Content starts
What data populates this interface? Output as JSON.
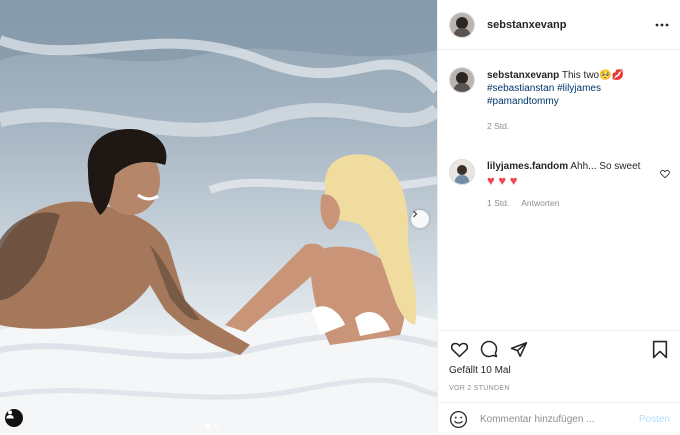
{
  "post": {
    "username": "sebstanxevanp",
    "more_icon": "more-horizontal-icon"
  },
  "caption": {
    "username": "sebstanxevanp",
    "text": "This two",
    "emojis": [
      "🥺",
      "💋"
    ],
    "hashtags": [
      "#sebastianstan",
      "#lilyjames",
      "#pamandtommy"
    ],
    "time": "2 Std."
  },
  "comment": {
    "username": "lilyjames.fandom",
    "text": "Ahh... So sweet",
    "hearts": [
      "♥",
      "♥",
      "♥"
    ],
    "time": "1 Std.",
    "reply_label": "Antworten"
  },
  "actions": {
    "icons": [
      "heart-icon",
      "comment-icon",
      "share-icon",
      "bookmark-icon"
    ],
    "likes": "Gefällt 10 Mal",
    "posted": "vor 2 Stunden"
  },
  "composer": {
    "placeholder": "Kommentar hinzufügen ...",
    "post_label": "Posten"
  },
  "colors": {
    "link": "#00376b",
    "heart_red": "#ed4956",
    "post_disabled": "#b2dffc",
    "muted": "#8e8e8e"
  }
}
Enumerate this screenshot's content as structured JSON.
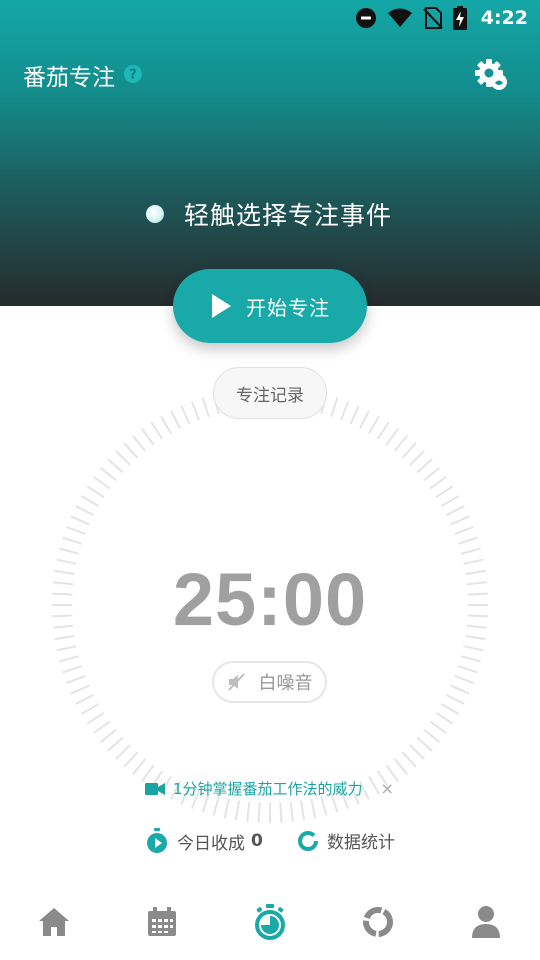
{
  "status_bar": {
    "time": "4:22"
  },
  "header": {
    "title": "番茄专注"
  },
  "focus_event": {
    "prompt": "轻触选择专注事件"
  },
  "start_button": {
    "label": "开始专注"
  },
  "records_button": {
    "label": "专注记录"
  },
  "timer": {
    "display": "25:00"
  },
  "white_noise": {
    "label": "白噪音"
  },
  "tip": {
    "text": "1分钟掌握番茄工作法的威力",
    "close": "×"
  },
  "stats": {
    "today_label": "今日收成",
    "today_count": "0",
    "data_label": "数据统计"
  },
  "colors": {
    "accent": "#1aa9a9",
    "header_top": "#14a7a7",
    "header_bottom": "#252b2c",
    "inactive": "#8a8a8a"
  },
  "bottom_nav": {
    "items": [
      {
        "icon": "home-icon",
        "active": false
      },
      {
        "icon": "calendar-icon",
        "active": false
      },
      {
        "icon": "stopwatch-icon",
        "active": true
      },
      {
        "icon": "ring-chart-icon",
        "active": false
      },
      {
        "icon": "user-icon",
        "active": false
      }
    ]
  }
}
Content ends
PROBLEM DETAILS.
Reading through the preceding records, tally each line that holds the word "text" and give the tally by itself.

SOLUTION.
3